- _Problem_
Would you write out every record that follows exactly, with the pictures left out?

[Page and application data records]

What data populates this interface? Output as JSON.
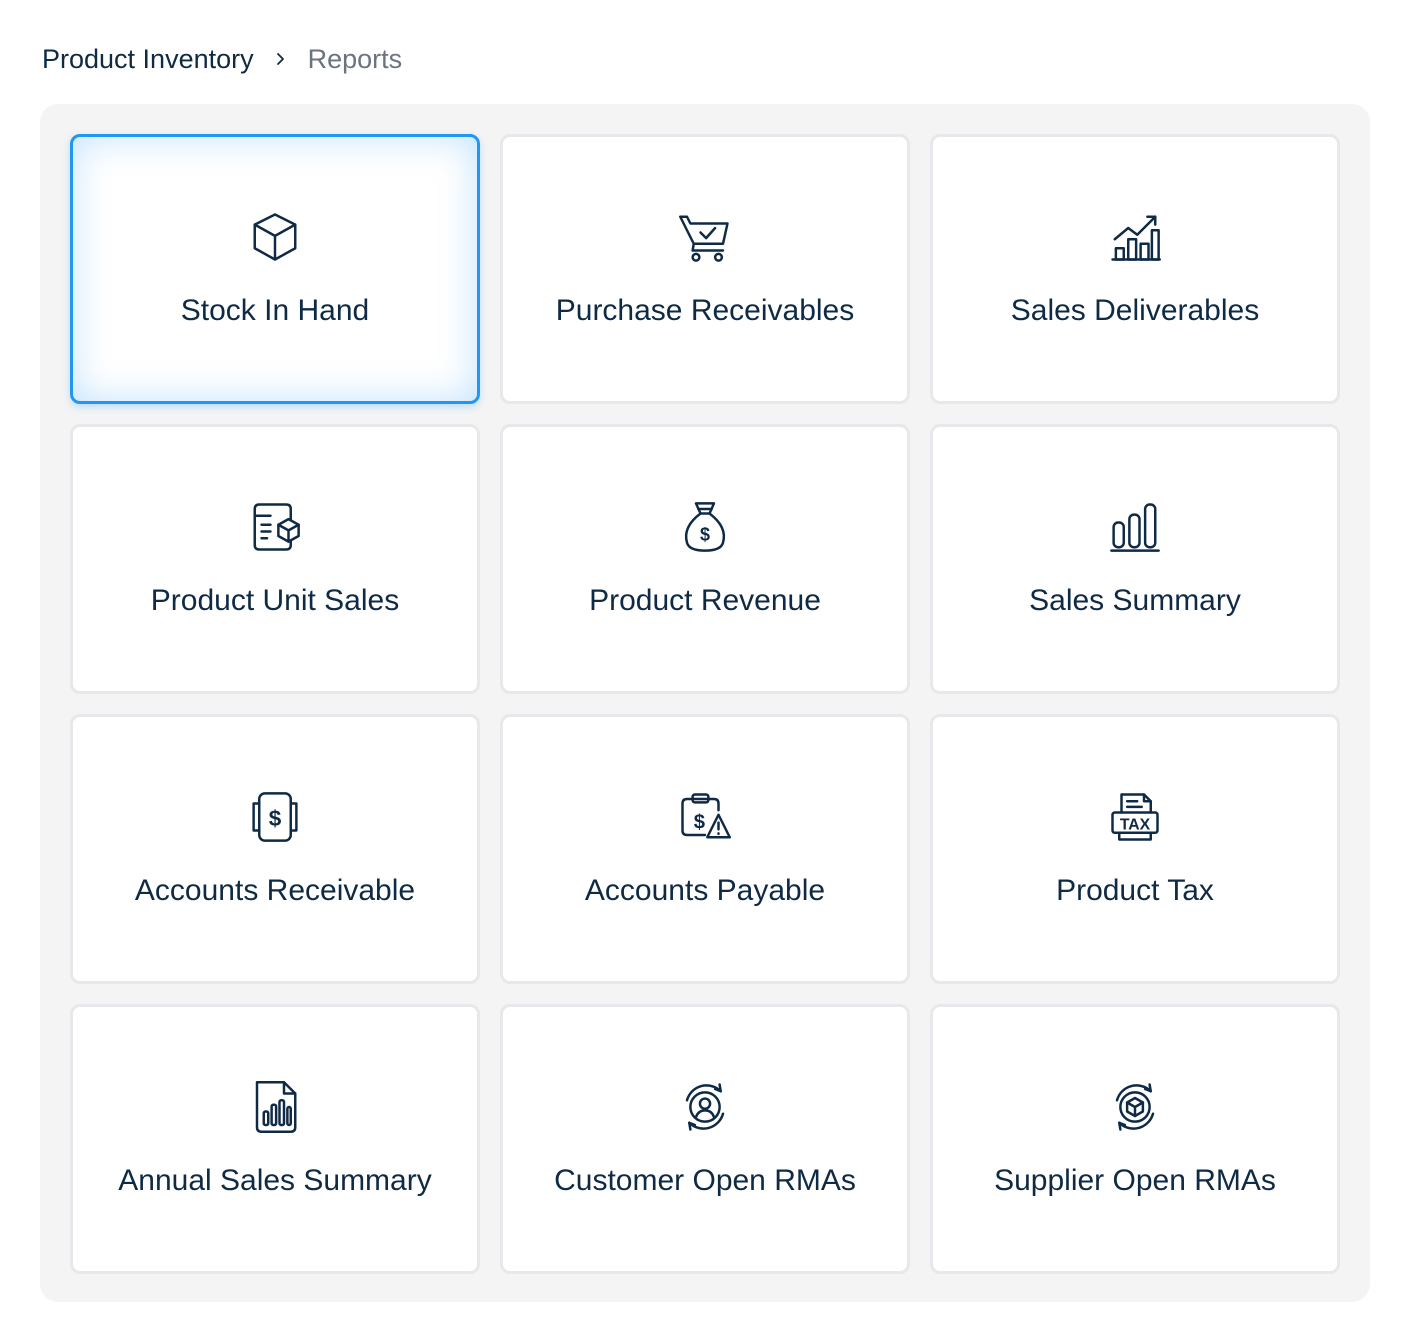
{
  "breadcrumb": {
    "root": "Product Inventory",
    "current": "Reports"
  },
  "cards": [
    {
      "label": "Stock In Hand",
      "icon": "box-icon",
      "selected": true
    },
    {
      "label": "Purchase Receivables",
      "icon": "cart-check-icon",
      "selected": false
    },
    {
      "label": "Sales Deliverables",
      "icon": "chart-growth-icon",
      "selected": false
    },
    {
      "label": "Product Unit Sales",
      "icon": "product-card-icon",
      "selected": false
    },
    {
      "label": "Product Revenue",
      "icon": "money-bag-icon",
      "selected": false
    },
    {
      "label": "Sales Summary",
      "icon": "bar-chart-icon",
      "selected": false
    },
    {
      "label": "Accounts Receivable",
      "icon": "dollar-receipt-icon",
      "selected": false
    },
    {
      "label": "Accounts Payable",
      "icon": "dollar-warning-icon",
      "selected": false
    },
    {
      "label": "Product Tax",
      "icon": "tax-document-icon",
      "selected": false
    },
    {
      "label": "Annual Sales Summary",
      "icon": "report-chart-icon",
      "selected": false
    },
    {
      "label": "Customer Open RMAs",
      "icon": "customer-return-icon",
      "selected": false
    },
    {
      "label": "Supplier Open RMAs",
      "icon": "supplier-return-icon",
      "selected": false
    }
  ],
  "colors": {
    "accent": "#2196f3",
    "text": "#0f2a44",
    "muted": "#6b7280",
    "panel": "#f4f4f4"
  }
}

- _Exercise output_
What data populates this interface? Output as JSON.
{
  "breadcrumb": {
    "root": "Product Inventory",
    "current": "Reports"
  },
  "cards": [
    {
      "label": "Stock In Hand",
      "icon": "box-icon",
      "selected": true
    },
    {
      "label": "Purchase Receivables",
      "icon": "cart-check-icon",
      "selected": false
    },
    {
      "label": "Sales Deliverables",
      "icon": "chart-growth-icon",
      "selected": false
    },
    {
      "label": "Product Unit Sales",
      "icon": "product-card-icon",
      "selected": false
    },
    {
      "label": "Product Revenue",
      "icon": "money-bag-icon",
      "selected": false
    },
    {
      "label": "Sales Summary",
      "icon": "bar-chart-icon",
      "selected": false
    },
    {
      "label": "Accounts Receivable",
      "icon": "dollar-receipt-icon",
      "selected": false
    },
    {
      "label": "Accounts Payable",
      "icon": "dollar-warning-icon",
      "selected": false
    },
    {
      "label": "Product Tax",
      "icon": "tax-document-icon",
      "selected": false
    },
    {
      "label": "Annual Sales Summary",
      "icon": "report-chart-icon",
      "selected": false
    },
    {
      "label": "Customer Open RMAs",
      "icon": "customer-return-icon",
      "selected": false
    },
    {
      "label": "Supplier Open RMAs",
      "icon": "supplier-return-icon",
      "selected": false
    }
  ],
  "colors": {
    "accent": "#2196f3",
    "text": "#0f2a44",
    "muted": "#6b7280",
    "panel": "#f4f4f4"
  }
}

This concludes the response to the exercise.